Category Archives: Ardverikie wall

Big Changes

The last month has seen our numbers rise from twenty one to around seventy at Rothera.  The first aircraft were foreign planes heading to other Antarctic bases but these were soon followed by BAS’s “Dash 7” and “Twin Otters” loaded with staff for Rothera and Halley.  For the wintering team this means a lot of changes with base becoming a lot more vibrant with constantly coming planes and people as well as longer lunch queues.    I haven’t taken too many photos this month but have slowly got around to looking at some that had slipped through the net as well as processing a bit more of the timelapse I have shot over the winter.  Perhaps the random selection of photos for this month best reflects how work has felt over the last couple of weeks.  With it now not getting dark till 11pm it already seems like a long time since we had only a couple of hours of daylight.


One that slipped through the net. The Milky Way over Ryder Bay and Mt Liotard. I think this was taken from a high bivy shortly after midwinter.


The Dash 7 Landing at Rothera

img_8642After work beers on the veranda (yes that’s a T-shirt!) the week before the first plane arrived.


The end result of a couple of hours work


The digging continues – John making a start on the South door of the accommodation building.


Another one that slipped through the net. Doc Tom about to do my midwinter dental checkup.


Another big change! When your beard goes in your soup at morning smoko its time it went!


Last days with the beard. Al took this of me on our winter trip – I was struggling to see my harness to tie my ropes on!


Twin Otter facing North on the Apron. I have spent quite a bit of time recently on “fire cover” so lots of hanging around the hangar and apron.


The start of Summer also means lots of training of new staff. Denzel – checking out an emergency shelter with the training tents in the background


The new comms manager learning about emergency snow shelters (in this case a “snow-grave”)


The arrival of the planes does mean some fresh fruit. My bag hanging of my peg in the bootroom. I think the Avocados have been the most popular.


Busy times in the Hangar


A very quiet Field Guide office with just Al on the computer.
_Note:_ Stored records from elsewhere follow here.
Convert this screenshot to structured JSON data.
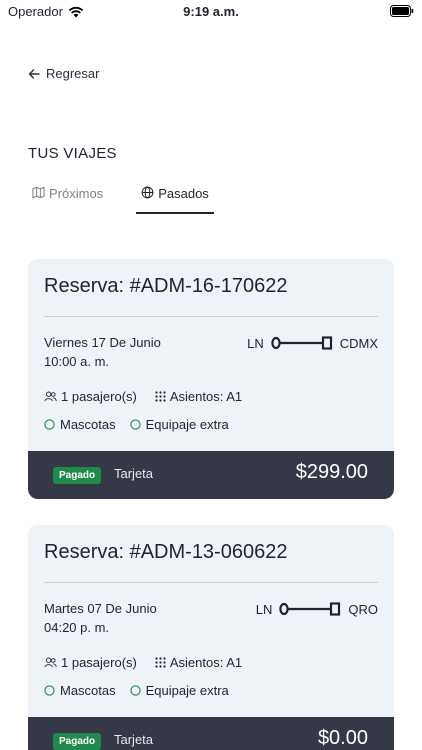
{
  "status_bar": {
    "carrier": "Operador",
    "time": "9:19 a.m."
  },
  "nav": {
    "back_label": "Regresar"
  },
  "page": {
    "title": "TUS VIAJES"
  },
  "tabs": [
    {
      "label": "Próximos",
      "icon": "map-icon",
      "active": false
    },
    {
      "label": "Pasados",
      "icon": "globe-icon",
      "active": true
    }
  ],
  "colors": {
    "card_bg": "#eef3f8",
    "footer_bg": "#353846",
    "paid_badge": "#1f8a4c",
    "text": "#1f2330"
  },
  "bookings": [
    {
      "title": "Reserva: #ADM-16-170622",
      "date": "Viernes 17 De Junio",
      "time": "10:00 a. m.",
      "origin": "LN",
      "destination": "CDMX",
      "passengers": "1 pasajero(s)",
      "seats": "Asientos: A1",
      "extras": [
        "Mascotas",
        "Equipaje extra"
      ],
      "status": "Pagado",
      "payment_method": "Tarjeta",
      "amount": "$299.00"
    },
    {
      "title": "Reserva: #ADM-13-060622",
      "date": "Martes 07 De Junio",
      "time": "04:20 p. m.",
      "origin": "LN",
      "destination": "QRO",
      "passengers": "1 pasajero(s)",
      "seats": "Asientos: A1",
      "extras": [
        "Mascotas",
        "Equipaje extra"
      ],
      "status": "Pagado",
      "payment_method": "Tarjeta",
      "amount": "$0.00"
    }
  ]
}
There will soon be thirteen Field guides based out of Rothera instead of just the four of us.

Also finally got around to putting some timelapse together.  A collection of stuff from around Adelaide Island post midwinter.  (Worth watching till the end for a laugh)



Also posted in alastair rose, ali rose, alligator, Antarctica, Ardnamurchan, Ardnamurchan climbing, Arisaig, Arisaig Sport Climbing, Back of Keppoch, BAS, Belnahua, Ben Nevis, Ben Nevis ice climbing, Bioluminescence, bothy, British Antarctic Survey, Buachille Etive Mor, Uncategorized

Fast Transistions

As ever I did not give myself much time to transition from one job contract (and country) to another.  My last few weeks in Scotland saw the seasons change to a definite Autumn and the super breed of midgies (no see ums for the americans out there) appeared as well.  I managed to fit in a couple more adventures before leaving even with the high winds, rain and midgies.  The first was a group effort in too Ardverikie wall on Binnean Shuas with the hope of another climb the next day.  In true style we walked in around 3pm to pitch camp and have a go at the route as a party of 5.  Amazingly the midgies and rain held off most of the time we were actually climbing (except the second belay spot) and we were soon back at our beautiful camp getting eaten alive by midgies….

 Walking in to Binnean Shuas, Hannah up front and Joe behind – note the cheeky bottle of Rose wine on the side of Joe’s bag.

 Looking down the route at Hannah and Laura on the second Belay.  I dont think they were particularly impressed with me taking photos while the midgies swarmed.

Laura after her first ever outdoor climb.  Drinking wine through a midgy net – Classy!

 The camp below Binnean Shuas.

The last adventure was my last full day in Scotland for a few months.  Ruaridh agreed to meet me at the northern corries car park in the Cairngorms even though the forecast did not look too impressive.  What was impressive was that Ruaridh had not climbed in a couple of years but was happily flying up the classic Magic Crack (HVS) with frozen fingers and toes and some very windy belays.

 Ruaridh trying to work out the wet lower pitch of the climb.

 Ruaridh looking fairly happy in the middle of the crux on the upper pitch.  (With cold fingers and toes this pitch felt a lot harder than HVS!)

 Ruaridh cruising the final few moves of Magic Crack.

Then the next day I was in Hong Kong and today had my first day out climbing.  A bit of a change from Scotland.

James (top left) on one of the warm up routes on Bunker wall.  I only climbed three routes today due to sweating so much..

 At least there’s something to do when it gets too hot!

 Climbing access Hong Kong style.

 And of course the sunset on the ferry ride home.  It is as ever a shock to jump between two such radically different places but soon the busy season will be in full swing in Asia and I will soon be back in Scotland for the snowy and icy stuff.

Also posted in Hong Kong Climbing, Hong Kong outdoors, Magic Crack, midgies, Scotland climbing